▸ Activity
Only a number is required: the count of lines in the material below that contain "true".

▸ Records for processing
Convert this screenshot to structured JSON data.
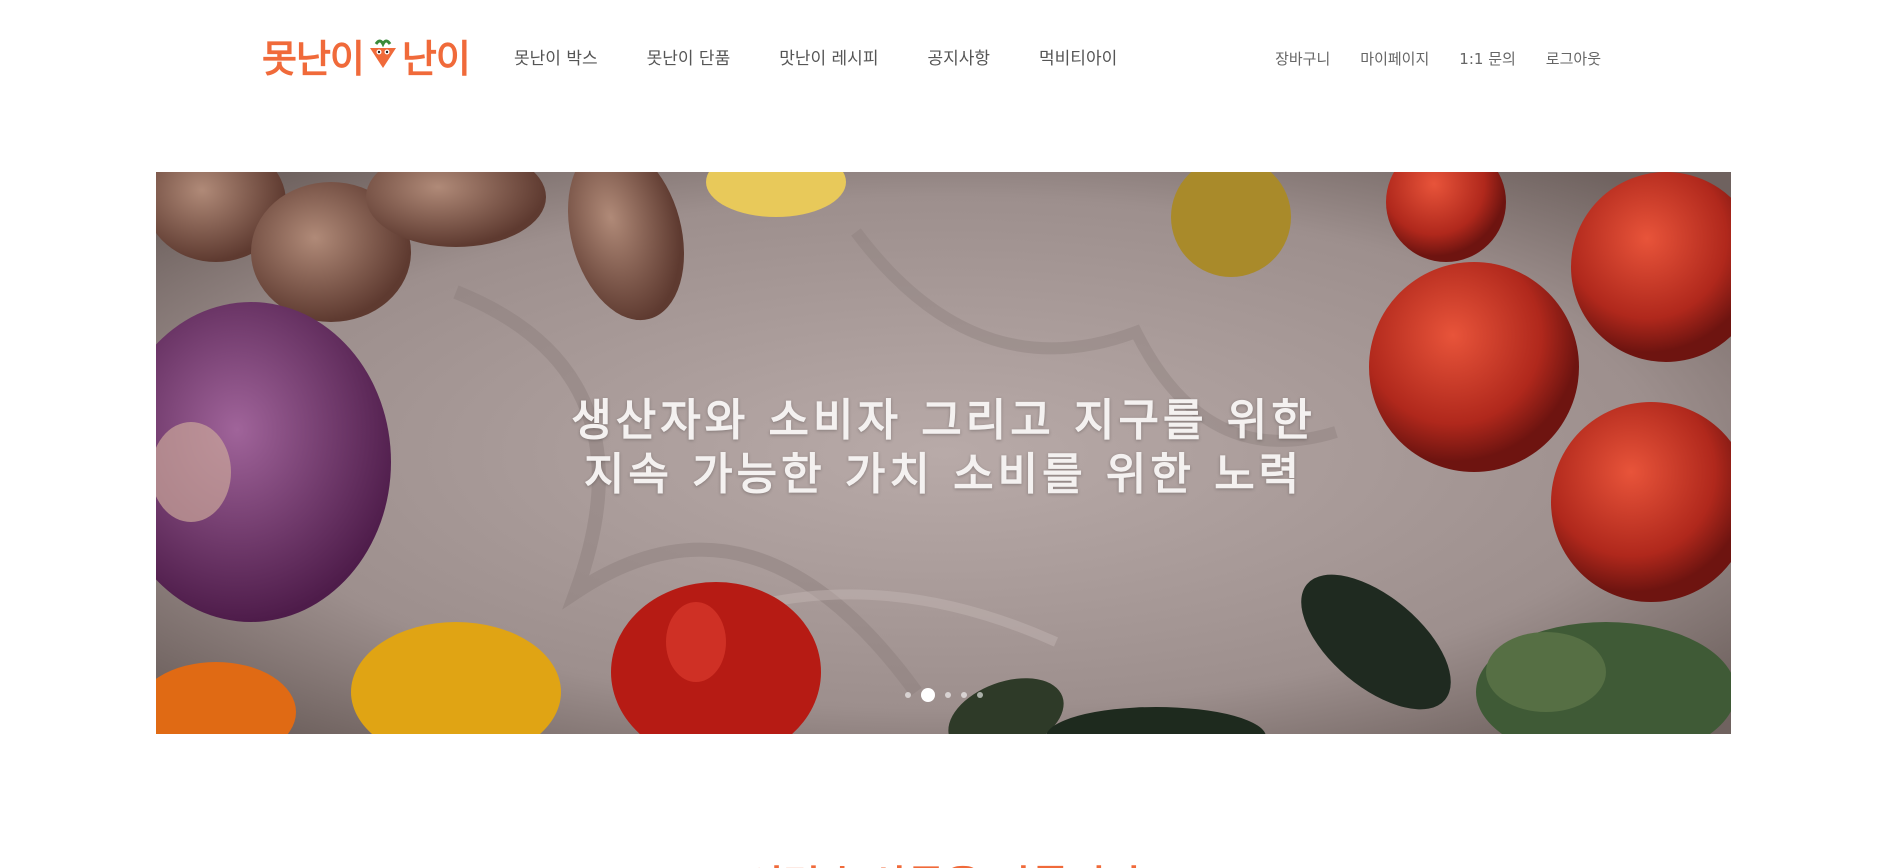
{
  "header": {
    "logo_text_left": "못난이",
    "logo_text_right": "난이",
    "logo_color": "#f06a3a",
    "nav_main": [
      {
        "label": "못난이 박스"
      },
      {
        "label": "못난이 단품"
      },
      {
        "label": "맛난이 레시피"
      },
      {
        "label": "공지사항"
      },
      {
        "label": "먹비티아이"
      }
    ],
    "nav_user": [
      {
        "label": "장바구니"
      },
      {
        "label": "마이페이지"
      },
      {
        "label": "1:1 문의"
      },
      {
        "label": "로그아웃"
      }
    ]
  },
  "banner": {
    "line1": "생산자와 소비자 그리고 지구를 위한",
    "line2": "지속 가능한 가치 소비를 위한 노력",
    "slide_count": 5,
    "active_slide": 2
  },
  "section": {
    "title": "이런 농산물을 다룹니다",
    "title_color": "#f06a3a"
  }
}
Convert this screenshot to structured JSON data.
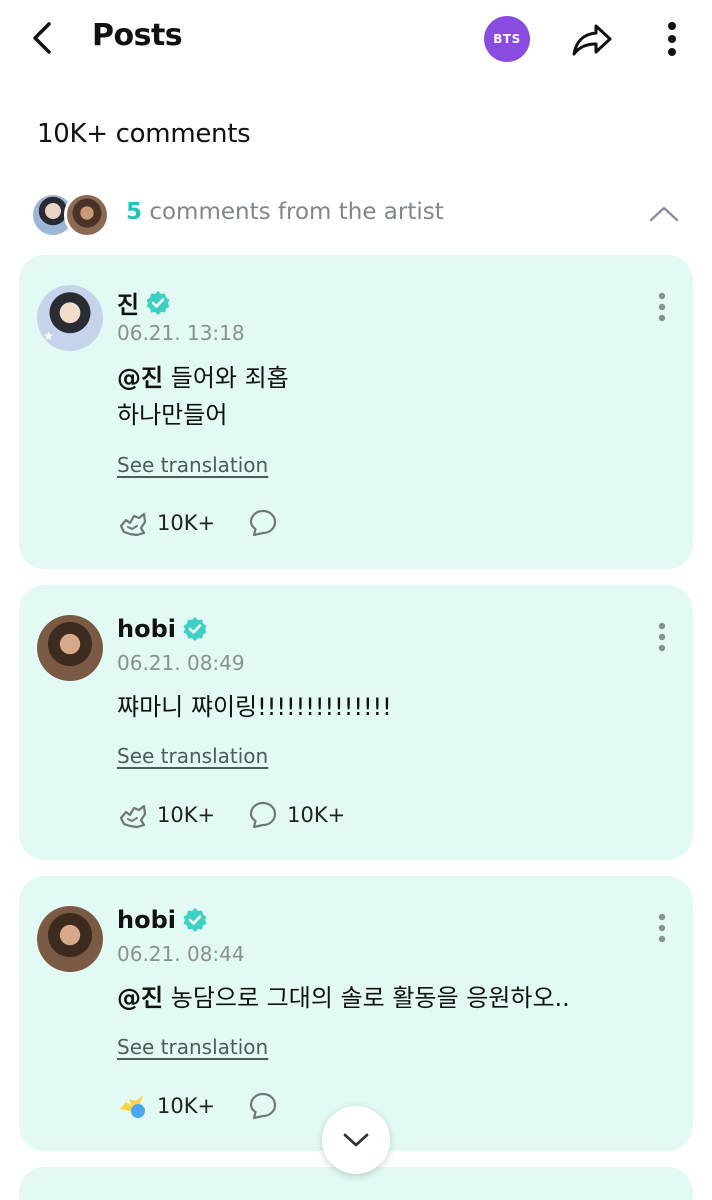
{
  "header": {
    "title": "Posts",
    "badge": "BTS"
  },
  "comments_count": "10K+ comments",
  "artist_section": {
    "count": "5",
    "label": "comments from the artist"
  },
  "comments": [
    {
      "author": "진",
      "date": "06.21. 13:18",
      "mention": "@진",
      "line1": "들어와 죄홉",
      "line2": "하나만들어",
      "translate": "See translation",
      "likes": "10K+",
      "replies": ""
    },
    {
      "author": "hobi",
      "date": "06.21. 08:49",
      "text": "쨔마니 쨔이링!!!!!!!!!!!!!!",
      "translate": "See translation",
      "likes": "10K+",
      "replies": "10K+"
    },
    {
      "author": "hobi",
      "date": "06.21. 08:44",
      "mention": "@진",
      "text": "농담으로 그대의 솔로 활동을 응원하오..",
      "translate": "See translation",
      "likes": "10K+",
      "replies": ""
    }
  ],
  "colors": {
    "accent": "#22c4b8",
    "card": "#e2faf3",
    "badge": "#8a4be0"
  },
  "icons": [
    "back-arrow-icon",
    "share-icon",
    "more-vertical-icon",
    "chevron-up-icon",
    "verified-icon",
    "like-icon",
    "comment-icon",
    "chevron-down-icon"
  ]
}
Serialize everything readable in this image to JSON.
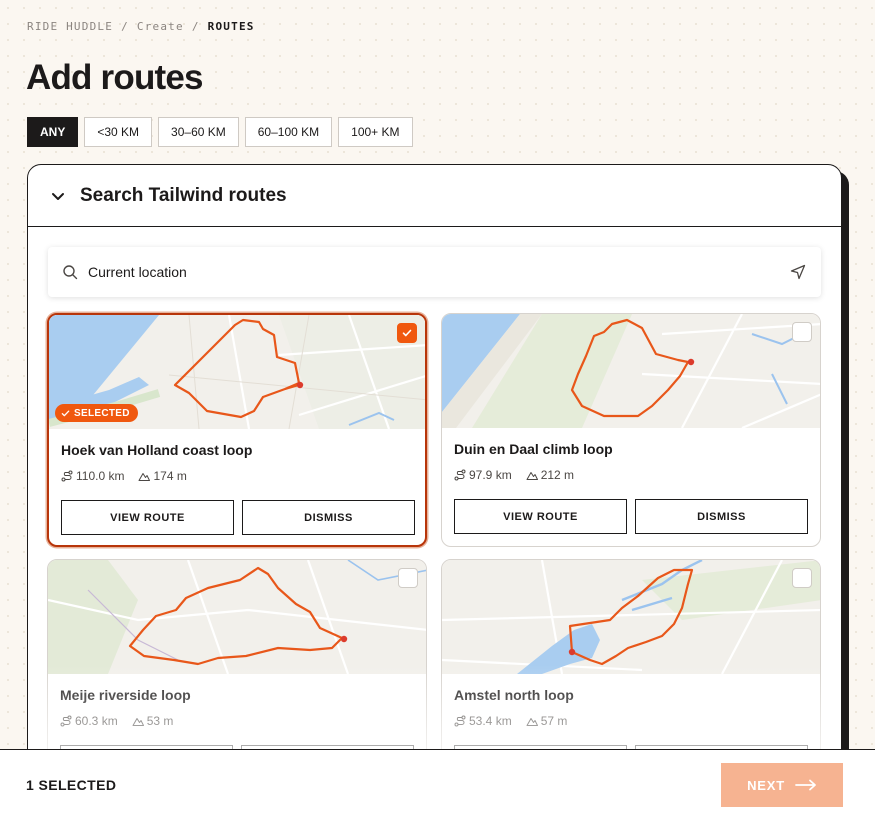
{
  "breadcrumb": [
    "RIDE HUDDLE",
    "Create",
    "ROUTES"
  ],
  "page_title": "Add routes",
  "filters": [
    {
      "label": "ANY",
      "active": true
    },
    {
      "label": "<30 KM",
      "active": false
    },
    {
      "label": "30–60 KM",
      "active": false
    },
    {
      "label": "60–100 KM",
      "active": false
    },
    {
      "label": "100+ KM",
      "active": false
    }
  ],
  "panel": {
    "title": "Search Tailwind routes",
    "expanded": true,
    "search": {
      "value": "Current location",
      "icon": "search-icon",
      "action_icon": "location-arrow-icon"
    }
  },
  "route_buttons": {
    "view": "VIEW ROUTE",
    "dismiss": "DISMISS"
  },
  "selected_badge": "SELECTED",
  "routes": [
    {
      "name": "Hoek van Holland coast loop",
      "distance": "110.0 km",
      "elevation": "174 m",
      "selected": true
    },
    {
      "name": "Duin en Daal climb loop",
      "distance": "97.9 km",
      "elevation": "212 m",
      "selected": false
    },
    {
      "name": "Meije riverside loop",
      "distance": "60.3 km",
      "elevation": "53 m",
      "selected": false
    },
    {
      "name": "Amstel north loop",
      "distance": "53.4 km",
      "elevation": "57 m",
      "selected": false
    }
  ],
  "footer": {
    "selected_count": "1 SELECTED",
    "next_label": "NEXT"
  },
  "colors": {
    "accent": "#f0580f",
    "route_line": "#e8571a",
    "water": "#a9cdf0",
    "ink": "#1c1a1a",
    "next_button": "#f6b391"
  }
}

▸ Response box
3